What is the Valency of an Element / Radical?Valency is the number of hydrogen atoms that can combine with [or displace] one atom of the element [or radical] to form a compound. For example, one atom of hydrogen combines with one atom of chlorine to form hydrogen chloride [HCl]; so, the valency of chlorine [chloride] is one. Similarly, the valency of the nitrate radical [NO3] in the compound nitric acid [HNO3] is 1, and the valency of the sulfate radical in the compound sulfuric acid [H2SO4] is 2.

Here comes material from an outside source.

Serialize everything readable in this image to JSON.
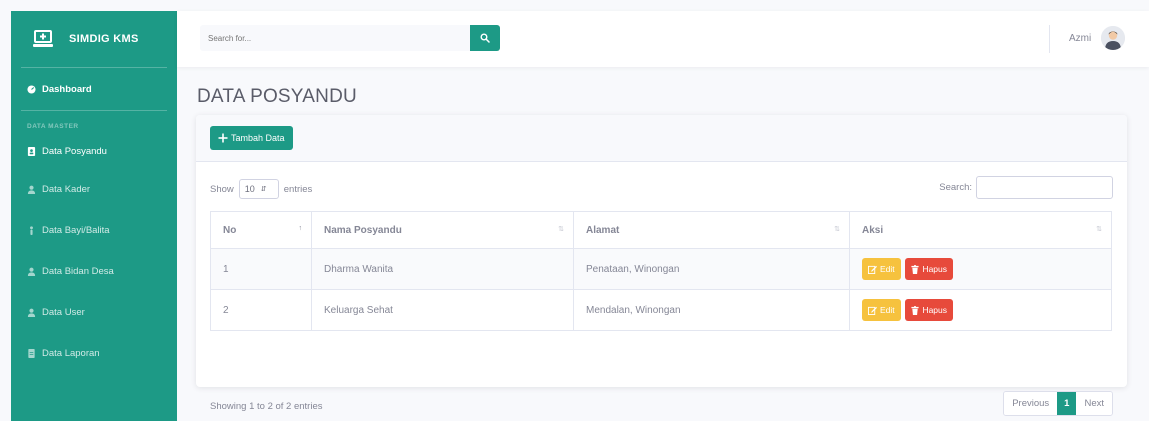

For elements that do not combine with hydrogen, the valency is the combining power of the element with another element whose valency is known. Valency may also be defined as the number of electrons that an atom donates or accepts to form the duplet state (i.e., 2 electrons in outermost shell) or octet state (i.e., 8 electrons in outermost shell).
The valency of an element [or radical] is always a whole number. Elements [or radicals] with valency one are monovalent, those with valency two are divalent, and those with valency three are trivalent. All nonmetals and nonmetallic radicals have negative valencies as shown in the table below.

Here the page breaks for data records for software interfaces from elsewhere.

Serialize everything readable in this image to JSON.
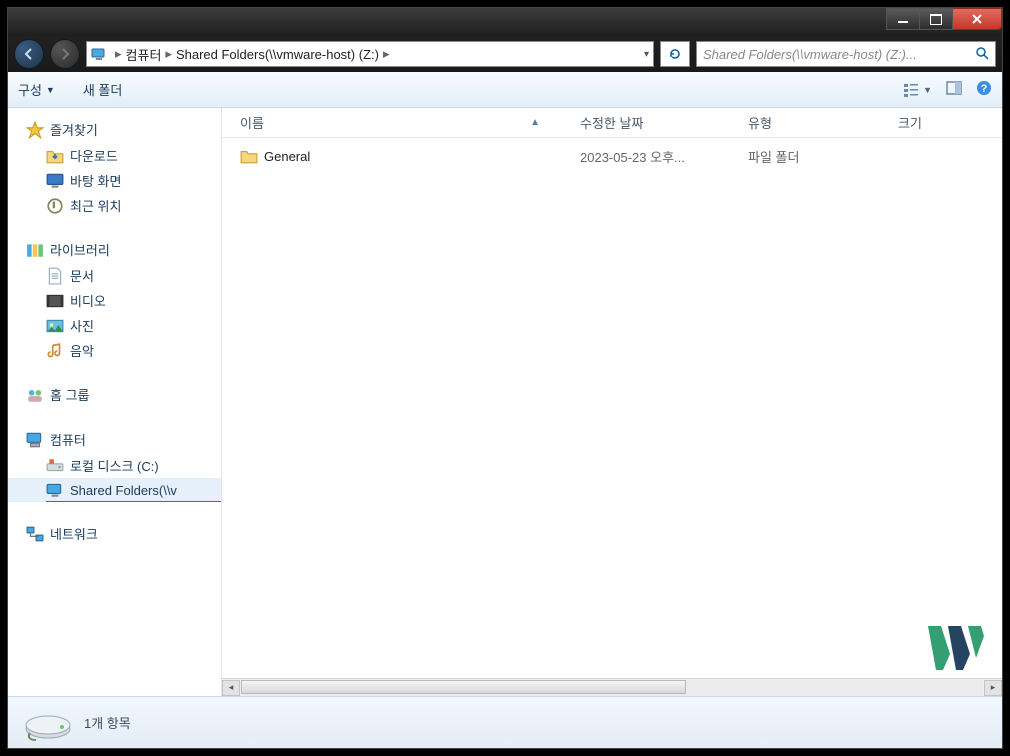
{
  "breadcrumb": {
    "root": "컴퓨터",
    "location": "Shared Folders(\\\\vmware-host) (Z:)"
  },
  "search": {
    "placeholder": "Shared Folders(\\\\vmware-host) (Z:)..."
  },
  "toolbar": {
    "organize": "구성",
    "new_folder": "새 폴더"
  },
  "nav": {
    "favorites": {
      "title": "즐겨찾기",
      "items": [
        "다운로드",
        "바탕 화면",
        "최근 위치"
      ]
    },
    "libraries": {
      "title": "라이브러리",
      "items": [
        "문서",
        "비디오",
        "사진",
        "음악"
      ]
    },
    "homegroup": {
      "title": "홈 그룹"
    },
    "computer": {
      "title": "컴퓨터",
      "items": [
        "로컬 디스크 (C:)",
        "Shared Folders(\\\\v"
      ]
    },
    "network": {
      "title": "네트워크"
    }
  },
  "columns": {
    "name": "이름",
    "date": "수정한 날짜",
    "type": "유형",
    "size": "크기"
  },
  "rows": [
    {
      "name": "General",
      "date": "2023-05-23 오후...",
      "type": "파일 폴더"
    }
  ],
  "status": {
    "text": "1개 항목"
  }
}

Note that a radical is a group of atoms of elements, e.g., sulfate radical [SO4]. An ion is any atom or group of atoms with a positive or negative charge due to loss or gain of electrons. Positively charged ions are called cations [e.g., Na1+], whereas negatively charged ions are called anions [e.g., Cl1-].